4. Reduced Attention to Provincial Spending Control: When I was a little boy, I wanted a toy for bath time. My family did not have a lot of money. My mother gave me a choice between a single big plastic boat, and bag full of little plastic boats. Unable (or perhaps unwilling) to decide, I cried, and my mother, weak with love, bought both for me. To a little child, it was the perfect solution: more money. Thank goodness, I later in life had to earn my own keep, and learned that one has to make choices. I find little difference between my child-like approach of crying, and the approach the two of you have taken. Ontarians have entrusted you with seats in the legislature. It is time for both of you to 'grow up', take responsibility, and make decisions with respect to spending. If Ontario's premier and opposition leader act like children, the federal government will appropriately treat them as such, to the detriment of all Ontarians.

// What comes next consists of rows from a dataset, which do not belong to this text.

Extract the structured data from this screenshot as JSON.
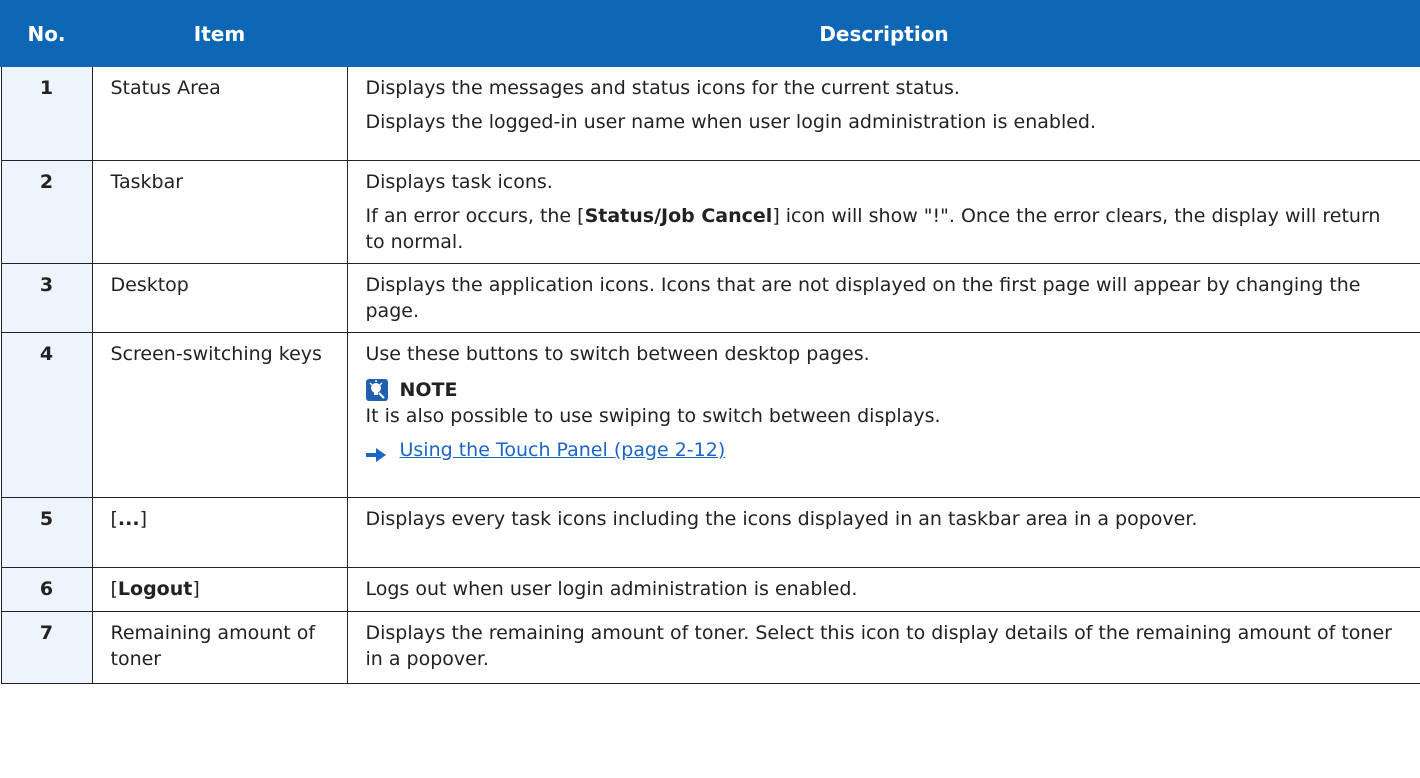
{
  "headers": {
    "no": "No.",
    "item": "Item",
    "description": "Description"
  },
  "rows": [
    {
      "no": "1",
      "item": "Status Area",
      "desc": [
        "Displays the messages and status icons for the current status.",
        "Displays the logged-in user name when user login administration is enabled."
      ]
    },
    {
      "no": "2",
      "item": "Taskbar",
      "desc_first": "Displays task icons.",
      "desc_prefix": "If an error occurs, the [",
      "desc_bold": "Status/Job Cancel",
      "desc_suffix": "] icon will show \"!\". Once the error clears, the display will return to normal."
    },
    {
      "no": "3",
      "item": "Desktop",
      "desc": [
        "Displays the application icons. Icons that are not displayed on the first page will appear by changing the page."
      ]
    },
    {
      "no": "4",
      "item": "Screen-switching keys",
      "desc_first": "Use these buttons to switch between desktop pages.",
      "note_label": "NOTE",
      "note_text": "It is also possible to use swiping to switch between displays.",
      "link_text": "Using the Touch Panel (page 2-12)"
    },
    {
      "no": "5",
      "item_prefix": "[",
      "item_bold": "...",
      "item_suffix": "]",
      "desc": [
        "Displays every task icons including the icons displayed in an taskbar area in a popover."
      ]
    },
    {
      "no": "6",
      "item_prefix": "[",
      "item_bold": "Logout",
      "item_suffix": "]",
      "desc": [
        "Logs out when user login administration is enabled."
      ]
    },
    {
      "no": "7",
      "item": "Remaining amount of toner",
      "desc": [
        "Displays the remaining amount of toner. Select this icon to display details of the remaining amount of toner in a popover."
      ]
    }
  ]
}
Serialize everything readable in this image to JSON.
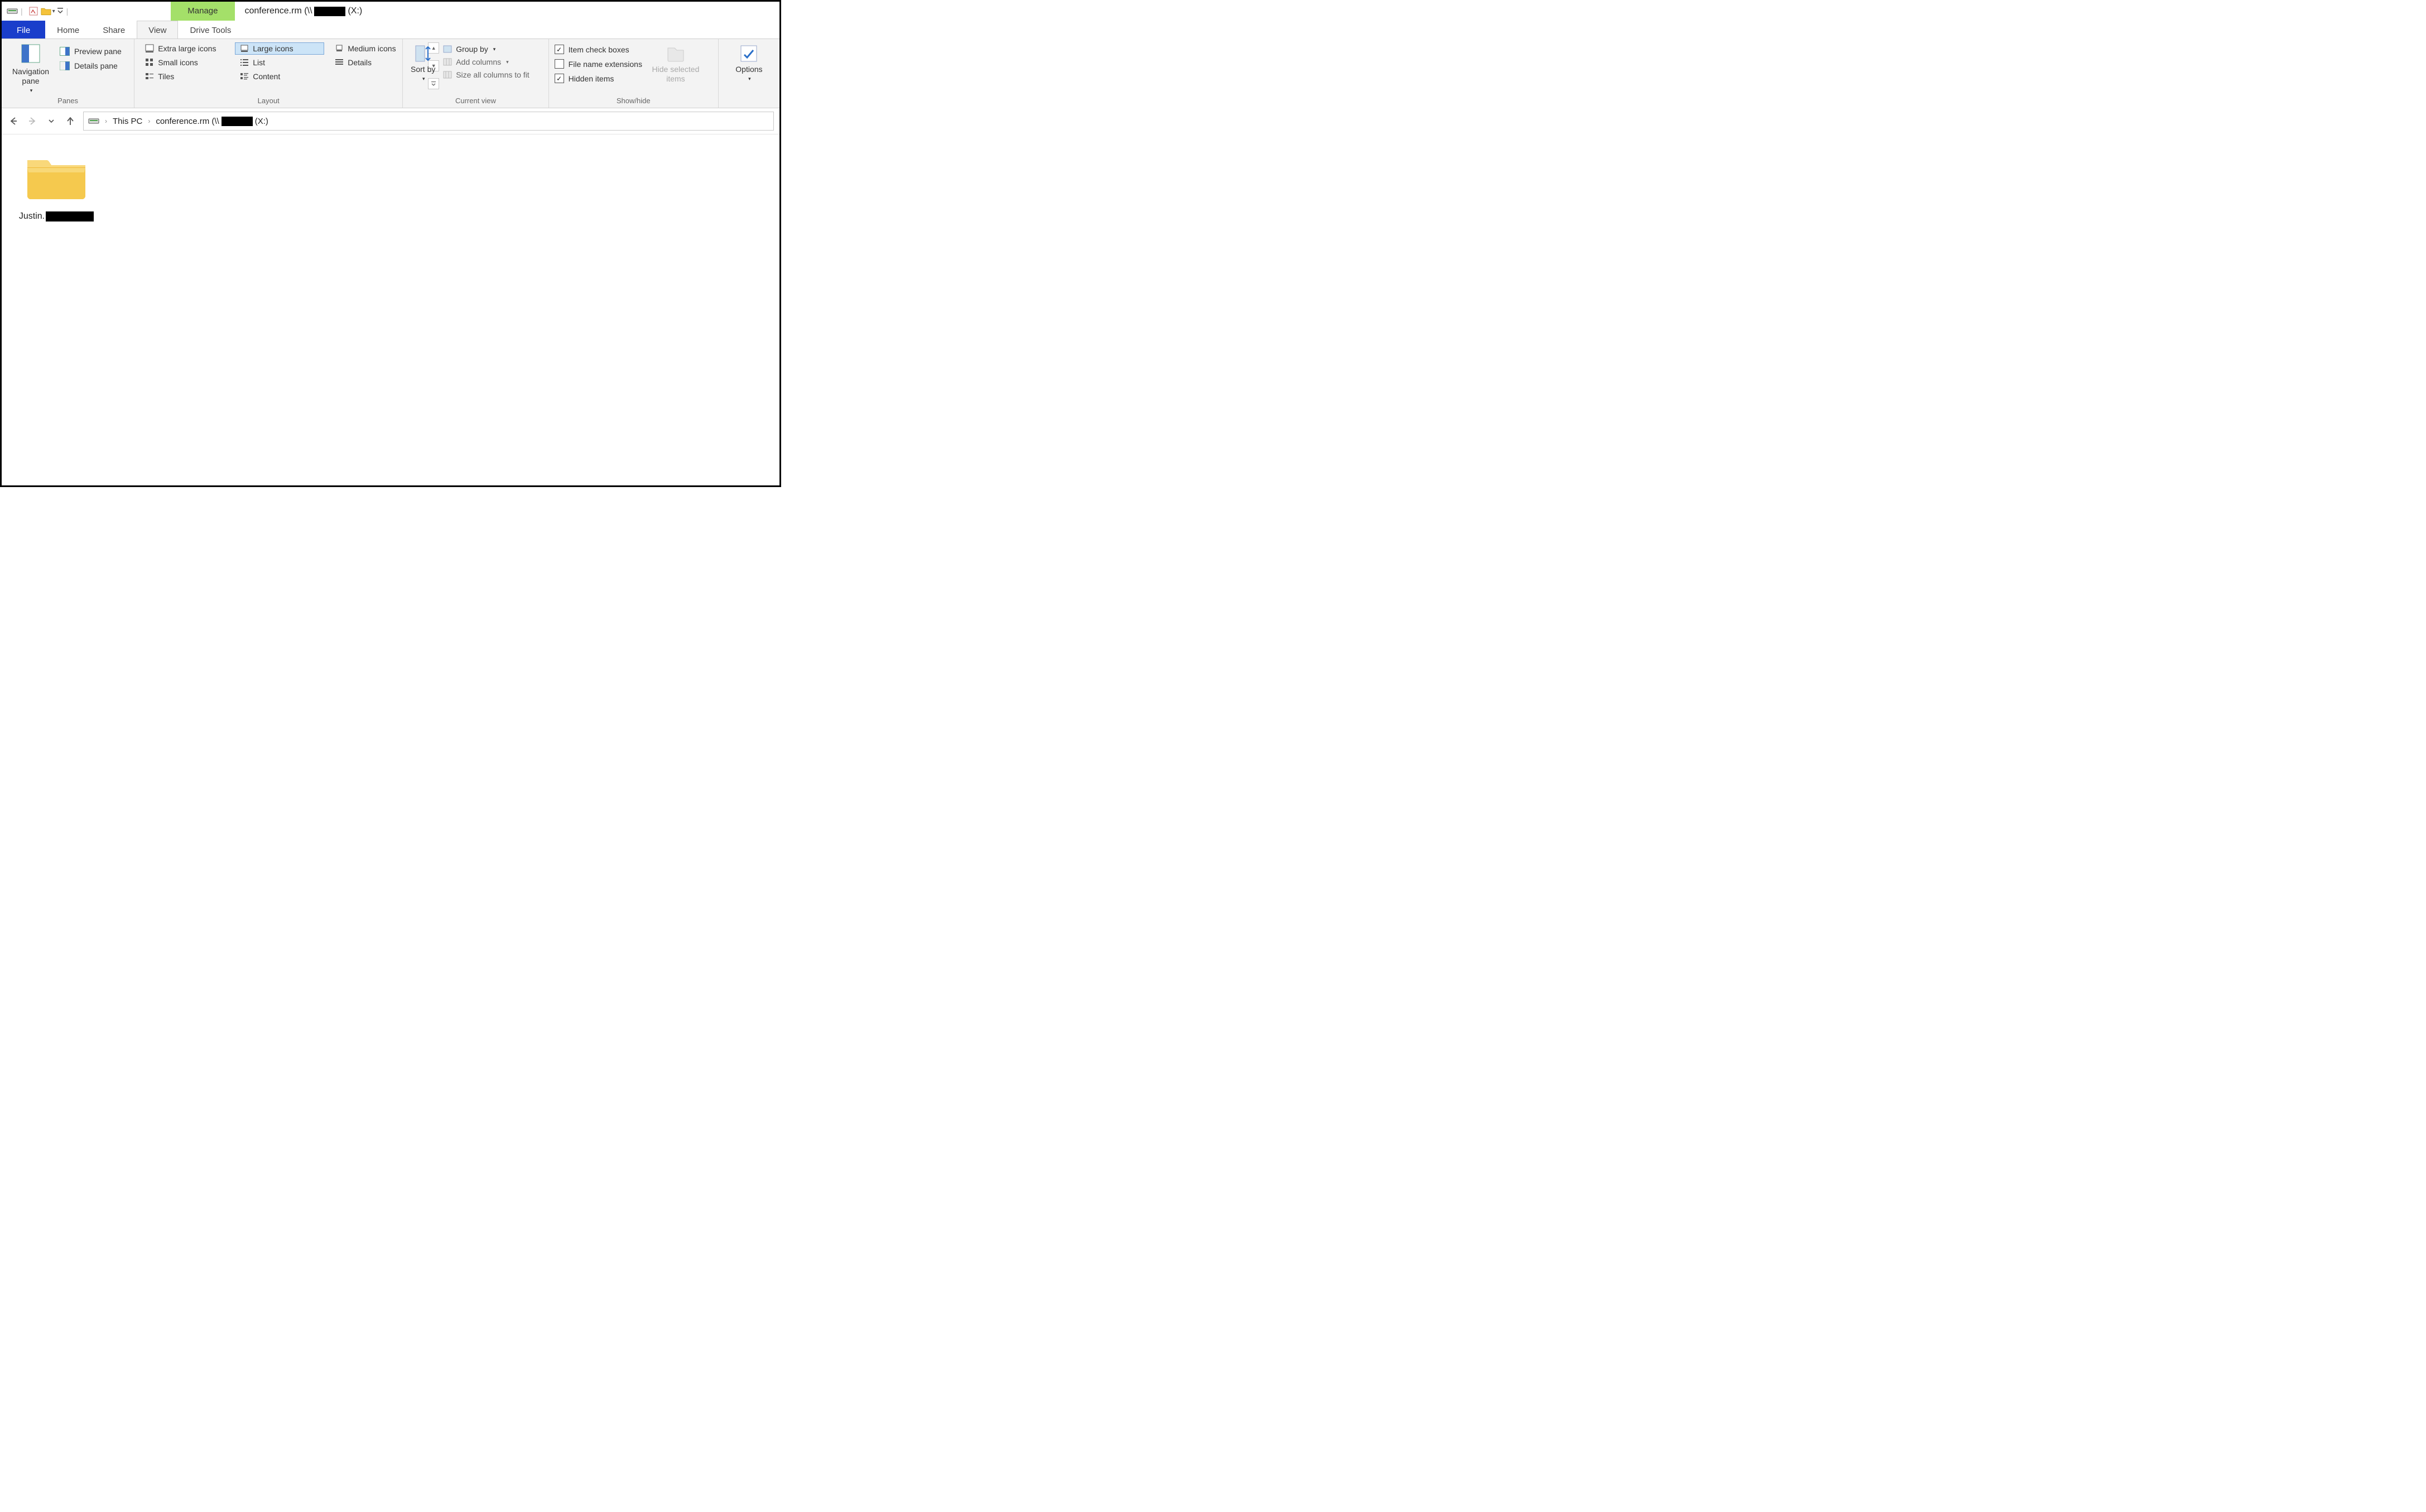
{
  "title": {
    "context_tab": "Manage",
    "prefix": "conference.rm (\\\\",
    "suffix": " (X:)"
  },
  "qat": {
    "customize_tip": "Customize Quick Access Toolbar"
  },
  "tabs": {
    "file": "File",
    "home": "Home",
    "share": "Share",
    "view": "View",
    "drive": "Drive Tools"
  },
  "ribbon": {
    "panes": {
      "label": "Panes",
      "navigation": "Navigation pane",
      "preview": "Preview pane",
      "details": "Details pane"
    },
    "layout": {
      "label": "Layout",
      "xl": "Extra large icons",
      "large": "Large icons",
      "medium": "Medium icons",
      "small": "Small icons",
      "list": "List",
      "details": "Details",
      "tiles": "Tiles",
      "content": "Content"
    },
    "currentview": {
      "label": "Current view",
      "sortby": "Sort by",
      "groupby": "Group by",
      "addcolumns": "Add columns",
      "sizeall": "Size all columns to fit"
    },
    "showhide": {
      "label": "Show/hide",
      "itemcheck": "Item check boxes",
      "extensions": "File name extensions",
      "hidden": "Hidden items",
      "hideselected_l1": "Hide selected",
      "hideselected_l2": "items"
    },
    "options": {
      "label": "Options"
    }
  },
  "breadcrumb": {
    "thispc": "This PC",
    "drive_prefix": "conference.rm (\\\\",
    "drive_suffix": " (X:)"
  },
  "content": {
    "folder_name_prefix": "Justin."
  }
}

There are problems associated with spending decisions that have nothing whatsoever to do with revenues. One need look only at the recent decisions not to publicly fund an autism service but to fund sex change operations to realize that there is a lack of protocol and consistency, and too great an influence of politics, in matters of provincial spending. Ontario must address these systemic shortcomings, not push them to the side and attempt to solve such decision-making problems by just increasing revenues.
Gentlemen, for all of the reasons set out above (and there are several more), I implore you to change your message to Ottawa. Do not demand more federal money. Rather, demand significant cuts to federal income taxes. That will leave more money in the pockets of Ontarians. Once it is in Ontarians' pockets, you can then decide whether it is appropriate for Ontario to demand, from Ontarians, a greater share of their hard-earned money. Personally, I must strenuously disagree that Ontario needs more revenue: in my view, Ontario has a spending crisis, not a revenue crisis. But decide what you will about the level of taxes imposed by the Ontario government. If the rule of law is respected, Ontarians will retain the ability and opportunity to reward or punish you in the ballot box for the wisdom or folly of your decisions.
This media release has been sent to all major print, radio, and television media.
For further information, contact Freedom Party of Ontario's leader, Paul McKeever:
Party of Ontario